- [Problem requirements]:
Would you print all of the records below exactly, without skipping any?

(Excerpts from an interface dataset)

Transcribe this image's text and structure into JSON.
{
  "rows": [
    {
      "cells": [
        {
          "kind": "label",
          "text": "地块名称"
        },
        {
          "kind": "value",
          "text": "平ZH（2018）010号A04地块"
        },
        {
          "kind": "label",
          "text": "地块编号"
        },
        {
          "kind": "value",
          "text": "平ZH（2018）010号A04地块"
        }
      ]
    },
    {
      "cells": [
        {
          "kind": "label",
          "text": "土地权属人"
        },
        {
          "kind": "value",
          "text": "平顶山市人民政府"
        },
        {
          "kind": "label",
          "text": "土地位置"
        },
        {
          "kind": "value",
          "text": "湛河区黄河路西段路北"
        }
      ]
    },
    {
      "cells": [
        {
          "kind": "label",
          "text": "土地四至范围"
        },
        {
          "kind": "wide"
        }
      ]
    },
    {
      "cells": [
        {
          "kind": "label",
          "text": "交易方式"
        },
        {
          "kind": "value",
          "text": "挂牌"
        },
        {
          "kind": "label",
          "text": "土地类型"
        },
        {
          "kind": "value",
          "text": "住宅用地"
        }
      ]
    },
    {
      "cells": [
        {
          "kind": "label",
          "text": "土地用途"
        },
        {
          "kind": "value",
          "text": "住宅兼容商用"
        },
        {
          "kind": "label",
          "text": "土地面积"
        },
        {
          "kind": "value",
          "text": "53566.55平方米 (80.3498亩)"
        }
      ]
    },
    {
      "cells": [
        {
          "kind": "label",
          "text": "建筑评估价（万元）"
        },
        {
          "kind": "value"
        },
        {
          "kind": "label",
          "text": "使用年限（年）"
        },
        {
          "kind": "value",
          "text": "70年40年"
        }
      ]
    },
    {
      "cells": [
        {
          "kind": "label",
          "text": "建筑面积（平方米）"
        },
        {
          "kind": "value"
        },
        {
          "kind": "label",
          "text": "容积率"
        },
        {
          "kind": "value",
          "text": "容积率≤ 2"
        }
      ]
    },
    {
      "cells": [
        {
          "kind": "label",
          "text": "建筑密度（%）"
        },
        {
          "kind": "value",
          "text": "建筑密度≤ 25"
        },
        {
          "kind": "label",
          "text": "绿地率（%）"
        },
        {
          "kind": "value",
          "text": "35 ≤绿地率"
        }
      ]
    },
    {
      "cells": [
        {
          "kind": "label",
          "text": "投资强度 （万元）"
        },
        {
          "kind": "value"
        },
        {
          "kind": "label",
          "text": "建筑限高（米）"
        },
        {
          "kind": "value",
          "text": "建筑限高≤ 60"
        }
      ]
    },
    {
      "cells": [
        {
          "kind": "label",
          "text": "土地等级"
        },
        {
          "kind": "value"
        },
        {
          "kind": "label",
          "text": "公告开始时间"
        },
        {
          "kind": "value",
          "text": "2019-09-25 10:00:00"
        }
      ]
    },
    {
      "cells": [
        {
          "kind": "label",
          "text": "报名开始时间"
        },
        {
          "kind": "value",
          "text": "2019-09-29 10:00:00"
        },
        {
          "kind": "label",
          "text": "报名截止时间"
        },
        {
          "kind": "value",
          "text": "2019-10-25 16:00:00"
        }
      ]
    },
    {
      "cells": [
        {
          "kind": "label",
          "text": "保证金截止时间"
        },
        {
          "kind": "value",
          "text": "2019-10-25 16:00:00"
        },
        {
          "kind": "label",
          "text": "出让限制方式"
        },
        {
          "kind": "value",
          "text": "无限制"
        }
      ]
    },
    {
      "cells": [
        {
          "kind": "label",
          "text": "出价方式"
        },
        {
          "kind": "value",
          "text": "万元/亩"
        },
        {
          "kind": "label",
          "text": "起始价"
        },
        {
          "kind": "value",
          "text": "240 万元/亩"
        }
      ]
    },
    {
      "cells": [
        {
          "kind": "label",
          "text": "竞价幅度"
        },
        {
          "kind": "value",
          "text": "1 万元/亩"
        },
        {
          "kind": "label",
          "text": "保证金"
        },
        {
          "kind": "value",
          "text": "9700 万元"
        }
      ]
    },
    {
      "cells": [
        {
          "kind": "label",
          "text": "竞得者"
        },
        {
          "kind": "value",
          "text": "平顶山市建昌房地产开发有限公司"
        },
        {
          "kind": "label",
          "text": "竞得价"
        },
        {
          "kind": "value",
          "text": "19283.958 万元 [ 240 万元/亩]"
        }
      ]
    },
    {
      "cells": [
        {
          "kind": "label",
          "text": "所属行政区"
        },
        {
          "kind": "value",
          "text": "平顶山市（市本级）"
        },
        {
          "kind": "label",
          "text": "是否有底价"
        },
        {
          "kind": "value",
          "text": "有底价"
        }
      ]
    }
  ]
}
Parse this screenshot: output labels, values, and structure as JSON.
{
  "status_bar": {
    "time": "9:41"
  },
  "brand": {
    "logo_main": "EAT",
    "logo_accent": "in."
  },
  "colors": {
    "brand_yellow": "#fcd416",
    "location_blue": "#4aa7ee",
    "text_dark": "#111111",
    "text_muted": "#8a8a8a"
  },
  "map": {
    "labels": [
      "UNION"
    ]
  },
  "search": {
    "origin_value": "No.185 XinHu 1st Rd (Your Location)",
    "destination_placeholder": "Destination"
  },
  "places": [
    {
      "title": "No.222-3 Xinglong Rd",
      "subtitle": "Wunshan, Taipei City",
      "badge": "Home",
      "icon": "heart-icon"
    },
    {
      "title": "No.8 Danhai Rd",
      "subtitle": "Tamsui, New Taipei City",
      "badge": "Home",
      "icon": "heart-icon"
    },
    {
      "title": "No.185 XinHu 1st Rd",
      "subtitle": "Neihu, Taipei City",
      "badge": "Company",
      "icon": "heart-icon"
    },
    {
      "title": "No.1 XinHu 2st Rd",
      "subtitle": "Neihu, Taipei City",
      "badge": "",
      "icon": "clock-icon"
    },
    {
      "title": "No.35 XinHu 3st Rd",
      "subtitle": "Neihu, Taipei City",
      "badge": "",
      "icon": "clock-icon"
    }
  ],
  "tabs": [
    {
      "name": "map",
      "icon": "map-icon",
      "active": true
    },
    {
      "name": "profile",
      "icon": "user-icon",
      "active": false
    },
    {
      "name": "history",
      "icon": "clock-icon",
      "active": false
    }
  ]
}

- [Written response]:
Transcribe this image's text and structure into JSON.
{
  "rows": [
    {
      "cells": [
        {
          "kind": "label",
          "text": "地块名称"
        },
        {
          "kind": "value",
          "text": "平ZH（2018）010号A04地块"
        },
        {
          "kind": "label",
          "text": "地块编号"
        },
        {
          "kind": "value",
          "text": "平ZH（2018）010号A04地块"
        }
      ]
    },
    {
      "cells": [
        {
          "kind": "label",
          "text": "土地权属人"
        },
        {
          "kind": "value",
          "text": "平顶山市人民政府"
        },
        {
          "kind": "label",
          "text": "土地位置"
        },
        {
          "kind": "value",
          "text": "湛河区黄河路西段路北"
        }
      ]
    },
    {
      "cells": [
        {
          "kind": "label",
          "text": "土地四至范围"
        },
        {
          "kind": "wide"
        }
      ]
    },
    {
      "cells": [
        {
          "kind": "label",
          "text": "交易方式"
        },
        {
          "kind": "value",
          "text": "挂牌"
        },
        {
          "kind": "label",
          "text": "土地类型"
        },
        {
          "kind": "value",
          "text": "住宅用地"
        }
      ]
    },
    {
      "cells": [
        {
          "kind": "label",
          "text": "土地用途"
        },
        {
          "kind": "value",
          "text": "住宅兼容商用"
        },
        {
          "kind": "label",
          "text": "土地面积"
        },
        {
          "kind": "value",
          "text": "53566.55平方米 (80.3498亩)"
        }
      ]
    },
    {
      "cells": [
        {
          "kind": "label",
          "text": "建筑评估价（万元）"
        },
        {
          "kind": "value"
        },
        {
          "kind": "label",
          "text": "使用年限（年）"
        },
        {
          "kind": "value",
          "text": "70年40年"
        }
      ]
    },
    {
      "cells": [
        {
          "kind": "label",
          "text": "建筑面积（平方米）"
        },
        {
          "kind": "value"
        },
        {
          "kind": "label",
          "text": "容积率"
        },
        {
          "kind": "value",
          "text": "容积率≤ 2"
        }
      ]
    },
    {
      "cells": [
        {
          "kind": "label",
          "text": "建筑密度（%）"
        },
        {
          "kind": "value",
          "text": "建筑密度≤ 25"
        },
        {
          "kind": "label",
          "text": "绿地率（%）"
        },
        {
          "kind": "value",
          "text": "35 ≤绿地率"
        }
      ]
    },
    {
      "cells": [
        {
          "kind": "label",
          "text": "投资强度 （万元）"
        },
        {
          "kind": "value"
        },
        {
          "kind": "label",
          "text": "建筑限高（米）"
        },
        {
          "kind": "value",
          "text": "建筑限高≤ 60"
        }
      ]
    },
    {
      "cells": [
        {
          "kind": "label",
          "text": "土地等级"
        },
        {
          "kind": "value"
        },
        {
          "kind": "label",
          "text": "公告开始时间"
        },
        {
          "kind": "value",
          "text": "2019-09-25 10:00:00"
        }
      ]
    },
    {
      "cells": [
        {
          "kind": "label",
          "text": "报名开始时间"
        },
        {
          "kind": "value",
          "text": "2019-09-29 10:00:00"
        },
        {
          "kind": "label",
          "text": "报名截止时间"
        },
        {
          "kind": "value",
          "text": "2019-10-25 16:00:00"
        }
      ]
    },
    {
      "cells": [
        {
          "kind": "label",
          "text": "保证金截止时间"
        },
        {
          "kind": "value",
          "text": "2019-10-25 16:00:00"
        },
        {
          "kind": "label",
          "text": "出让限制方式"
        },
        {
          "kind": "value",
          "text": "无限制"
        }
      ]
    },
    {
      "cells": [
        {
          "kind": "label",
          "text": "出价方式"
        },
        {
          "kind": "value",
          "text": "万元/亩"
        },
        {
          "kind": "label",
          "text": "起始价"
        },
        {
          "kind": "value",
          "text": "240 万元/亩"
        }
      ]
    },
    {
      "cells": [
        {
          "kind": "label",
          "text": "竞价幅度"
        },
        {
          "kind": "value",
          "text": "1 万元/亩"
        },
        {
          "kind": "label",
          "text": "保证金"
        },
        {
          "kind": "value",
          "text": "9700 万元"
        }
      ]
    },
    {
      "cells": [
        {
          "kind": "label",
          "text": "竞得者"
        },
        {
          "kind": "value",
          "text": "平顶山市建昌房地产开发有限公司"
        },
        {
          "kind": "label",
          "text": "竞得价"
        },
        {
          "kind": "value",
          "text": "19283.958 万元 [ 240 万元/亩]"
        }
      ]
    },
    {
      "cells": [
        {
          "kind": "label",
          "text": "所属行政区"
        },
        {
          "kind": "value",
          "text": "平顶山市（市本级）"
        },
        {
          "kind": "label",
          "text": "是否有底价"
        },
        {
          "kind": "value",
          "text": "有底价"
        }
      ]
    }
  ]
}
Parse this screenshot: output labels, values, and structure as JSON.
{
  "status_bar": {
    "time": "9:41"
  },
  "brand": {
    "logo_main": "EAT",
    "logo_accent": "in."
  },
  "colors": {
    "brand_yellow": "#fcd416",
    "location_blue": "#4aa7ee",
    "text_dark": "#111111",
    "text_muted": "#8a8a8a"
  },
  "map": {
    "labels": [
      "UNION"
    ]
  },
  "search": {
    "origin_value": "No.185 XinHu 1st Rd (Your Location)",
    "destination_placeholder": "Destination"
  },
  "places": [
    {
      "title": "No.222-3 Xinglong Rd",
      "subtitle": "Wunshan, Taipei City",
      "badge": "Home",
      "icon": "heart-icon"
    },
    {
      "title": "No.8 Danhai Rd",
      "subtitle": "Tamsui, New Taipei City",
      "badge": "Home",
      "icon": "heart-icon"
    },
    {
      "title": "No.185 XinHu 1st Rd",
      "subtitle": "Neihu, Taipei City",
      "badge": "Company",
      "icon": "heart-icon"
    },
    {
      "title": "No.1 XinHu 2st Rd",
      "subtitle": "Neihu, Taipei City",
      "badge": "",
      "icon": "clock-icon"
    },
    {
      "title": "No.35 XinHu 3st Rd",
      "subtitle": "Neihu, Taipei City",
      "badge": "",
      "icon": "clock-icon"
    }
  ],
  "tabs": [
    {
      "name": "map",
      "icon": "map-icon",
      "active": true
    },
    {
      "name": "profile",
      "icon": "user-icon",
      "active": false
    },
    {
      "name": "history",
      "icon": "clock-icon",
      "active": false
    }
  ]
}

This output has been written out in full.